##### GIVEN RECORDS

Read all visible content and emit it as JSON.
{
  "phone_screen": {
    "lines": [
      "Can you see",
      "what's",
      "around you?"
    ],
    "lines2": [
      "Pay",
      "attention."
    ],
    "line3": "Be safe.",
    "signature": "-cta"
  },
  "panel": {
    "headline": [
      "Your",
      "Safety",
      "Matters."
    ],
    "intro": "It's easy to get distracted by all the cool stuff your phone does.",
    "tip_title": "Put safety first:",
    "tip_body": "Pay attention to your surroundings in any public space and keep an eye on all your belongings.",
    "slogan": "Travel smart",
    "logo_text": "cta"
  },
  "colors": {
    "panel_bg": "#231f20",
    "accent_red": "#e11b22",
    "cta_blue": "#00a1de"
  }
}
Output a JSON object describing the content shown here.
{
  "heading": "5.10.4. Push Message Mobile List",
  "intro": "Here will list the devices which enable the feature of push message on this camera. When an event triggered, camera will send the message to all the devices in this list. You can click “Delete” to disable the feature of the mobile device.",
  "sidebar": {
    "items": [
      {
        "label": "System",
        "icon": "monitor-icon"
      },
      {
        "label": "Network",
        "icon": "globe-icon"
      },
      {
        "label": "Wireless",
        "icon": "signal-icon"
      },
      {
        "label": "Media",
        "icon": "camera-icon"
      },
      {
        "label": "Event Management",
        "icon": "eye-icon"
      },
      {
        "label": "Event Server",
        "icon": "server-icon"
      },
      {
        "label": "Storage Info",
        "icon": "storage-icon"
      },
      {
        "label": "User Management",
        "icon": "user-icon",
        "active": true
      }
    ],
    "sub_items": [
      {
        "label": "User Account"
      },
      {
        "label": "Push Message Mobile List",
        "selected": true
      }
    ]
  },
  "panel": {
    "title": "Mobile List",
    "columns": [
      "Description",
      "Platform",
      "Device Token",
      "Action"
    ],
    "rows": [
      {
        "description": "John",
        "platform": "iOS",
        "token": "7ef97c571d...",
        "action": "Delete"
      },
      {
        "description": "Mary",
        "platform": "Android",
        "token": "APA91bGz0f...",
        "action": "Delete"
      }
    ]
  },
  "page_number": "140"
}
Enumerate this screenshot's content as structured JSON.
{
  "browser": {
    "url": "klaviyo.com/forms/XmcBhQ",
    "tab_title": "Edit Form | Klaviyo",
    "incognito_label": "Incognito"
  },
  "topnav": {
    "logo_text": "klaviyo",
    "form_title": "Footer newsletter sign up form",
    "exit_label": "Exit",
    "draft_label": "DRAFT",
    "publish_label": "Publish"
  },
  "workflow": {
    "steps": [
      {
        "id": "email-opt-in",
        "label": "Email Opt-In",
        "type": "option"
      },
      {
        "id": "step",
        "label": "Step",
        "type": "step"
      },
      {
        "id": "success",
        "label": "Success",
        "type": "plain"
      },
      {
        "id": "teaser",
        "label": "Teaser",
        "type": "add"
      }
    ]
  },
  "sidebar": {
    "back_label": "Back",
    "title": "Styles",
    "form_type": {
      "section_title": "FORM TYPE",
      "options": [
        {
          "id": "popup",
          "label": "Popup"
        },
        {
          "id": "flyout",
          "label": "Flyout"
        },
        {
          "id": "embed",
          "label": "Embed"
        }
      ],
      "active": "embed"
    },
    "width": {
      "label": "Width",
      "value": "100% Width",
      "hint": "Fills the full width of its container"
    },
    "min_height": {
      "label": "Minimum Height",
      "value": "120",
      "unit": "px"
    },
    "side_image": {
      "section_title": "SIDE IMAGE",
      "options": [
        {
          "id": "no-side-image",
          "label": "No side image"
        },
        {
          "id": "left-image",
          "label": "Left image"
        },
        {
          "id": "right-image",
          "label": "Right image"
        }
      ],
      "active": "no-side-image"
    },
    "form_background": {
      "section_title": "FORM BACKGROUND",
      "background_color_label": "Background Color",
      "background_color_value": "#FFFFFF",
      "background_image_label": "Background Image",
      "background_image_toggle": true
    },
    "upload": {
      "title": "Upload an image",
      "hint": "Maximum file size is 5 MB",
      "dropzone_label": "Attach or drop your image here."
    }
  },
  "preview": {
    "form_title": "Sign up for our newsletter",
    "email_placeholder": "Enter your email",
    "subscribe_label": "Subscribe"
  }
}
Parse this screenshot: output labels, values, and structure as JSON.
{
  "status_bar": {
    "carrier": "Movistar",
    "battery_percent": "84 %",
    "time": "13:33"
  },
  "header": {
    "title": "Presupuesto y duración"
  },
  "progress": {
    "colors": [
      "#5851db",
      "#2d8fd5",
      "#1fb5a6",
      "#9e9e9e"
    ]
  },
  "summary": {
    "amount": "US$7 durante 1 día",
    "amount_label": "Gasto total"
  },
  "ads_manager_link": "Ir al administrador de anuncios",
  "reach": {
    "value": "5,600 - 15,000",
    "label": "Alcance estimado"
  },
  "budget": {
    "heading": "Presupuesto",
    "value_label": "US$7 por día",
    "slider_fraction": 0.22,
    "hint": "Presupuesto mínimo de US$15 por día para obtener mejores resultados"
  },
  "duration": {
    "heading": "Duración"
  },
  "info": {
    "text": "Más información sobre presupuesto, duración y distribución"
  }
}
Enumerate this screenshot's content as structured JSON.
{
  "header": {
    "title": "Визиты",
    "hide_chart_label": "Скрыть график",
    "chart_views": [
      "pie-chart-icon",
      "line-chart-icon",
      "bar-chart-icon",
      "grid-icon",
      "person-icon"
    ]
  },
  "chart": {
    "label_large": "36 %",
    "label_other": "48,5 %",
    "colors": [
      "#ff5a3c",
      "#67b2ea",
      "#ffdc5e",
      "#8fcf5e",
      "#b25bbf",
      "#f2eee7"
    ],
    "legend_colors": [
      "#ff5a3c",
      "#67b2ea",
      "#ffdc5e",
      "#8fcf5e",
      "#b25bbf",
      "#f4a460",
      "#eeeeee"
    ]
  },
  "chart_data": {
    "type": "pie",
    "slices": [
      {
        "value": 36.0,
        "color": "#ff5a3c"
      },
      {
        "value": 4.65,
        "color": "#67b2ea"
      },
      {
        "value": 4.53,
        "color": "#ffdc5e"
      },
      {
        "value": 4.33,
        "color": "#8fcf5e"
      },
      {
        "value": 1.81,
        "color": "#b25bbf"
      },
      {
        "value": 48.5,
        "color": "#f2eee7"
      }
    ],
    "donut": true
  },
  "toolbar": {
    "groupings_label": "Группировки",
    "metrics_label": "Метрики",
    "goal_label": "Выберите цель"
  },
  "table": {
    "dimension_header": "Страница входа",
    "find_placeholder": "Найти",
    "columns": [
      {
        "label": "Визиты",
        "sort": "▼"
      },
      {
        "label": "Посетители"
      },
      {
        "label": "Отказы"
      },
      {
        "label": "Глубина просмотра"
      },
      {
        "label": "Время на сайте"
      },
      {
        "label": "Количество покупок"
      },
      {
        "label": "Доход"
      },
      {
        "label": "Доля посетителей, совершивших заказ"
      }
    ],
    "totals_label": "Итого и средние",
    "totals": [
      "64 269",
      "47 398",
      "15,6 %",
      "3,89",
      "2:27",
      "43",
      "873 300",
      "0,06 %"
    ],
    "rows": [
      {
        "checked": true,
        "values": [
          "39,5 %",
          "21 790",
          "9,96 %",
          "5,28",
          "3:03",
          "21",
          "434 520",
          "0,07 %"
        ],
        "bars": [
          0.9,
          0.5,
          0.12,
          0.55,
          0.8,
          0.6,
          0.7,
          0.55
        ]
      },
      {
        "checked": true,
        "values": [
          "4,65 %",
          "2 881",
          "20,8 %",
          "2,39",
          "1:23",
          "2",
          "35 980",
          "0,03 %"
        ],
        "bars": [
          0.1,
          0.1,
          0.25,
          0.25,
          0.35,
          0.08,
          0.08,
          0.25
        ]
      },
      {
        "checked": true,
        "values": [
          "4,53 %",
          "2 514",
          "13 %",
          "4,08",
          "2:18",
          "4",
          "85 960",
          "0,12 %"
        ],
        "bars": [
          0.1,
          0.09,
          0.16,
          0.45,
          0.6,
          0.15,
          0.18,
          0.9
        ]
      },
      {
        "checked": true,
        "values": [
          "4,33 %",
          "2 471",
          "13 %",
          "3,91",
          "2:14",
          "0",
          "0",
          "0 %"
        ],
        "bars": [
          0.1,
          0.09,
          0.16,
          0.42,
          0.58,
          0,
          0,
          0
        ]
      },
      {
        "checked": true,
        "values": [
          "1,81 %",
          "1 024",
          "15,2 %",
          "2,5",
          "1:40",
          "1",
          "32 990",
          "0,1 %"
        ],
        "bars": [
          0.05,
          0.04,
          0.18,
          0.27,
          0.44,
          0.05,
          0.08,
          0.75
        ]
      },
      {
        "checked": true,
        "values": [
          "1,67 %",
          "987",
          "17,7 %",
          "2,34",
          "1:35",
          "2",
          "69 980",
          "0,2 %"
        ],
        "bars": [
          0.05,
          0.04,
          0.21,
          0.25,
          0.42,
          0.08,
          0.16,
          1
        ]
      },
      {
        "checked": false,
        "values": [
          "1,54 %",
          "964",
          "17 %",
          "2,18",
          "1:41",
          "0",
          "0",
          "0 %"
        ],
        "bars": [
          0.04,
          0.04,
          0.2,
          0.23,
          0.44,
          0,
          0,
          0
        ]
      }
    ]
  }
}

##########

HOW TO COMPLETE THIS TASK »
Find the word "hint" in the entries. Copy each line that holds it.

PROBLEM SOLUTION »
      "hint": "Fills the full width of its container"
      "hint": "Maximum file size is 5 MB",
    "hint": "Presupuesto mínimo de US$15 por día para obtener mejores resultados"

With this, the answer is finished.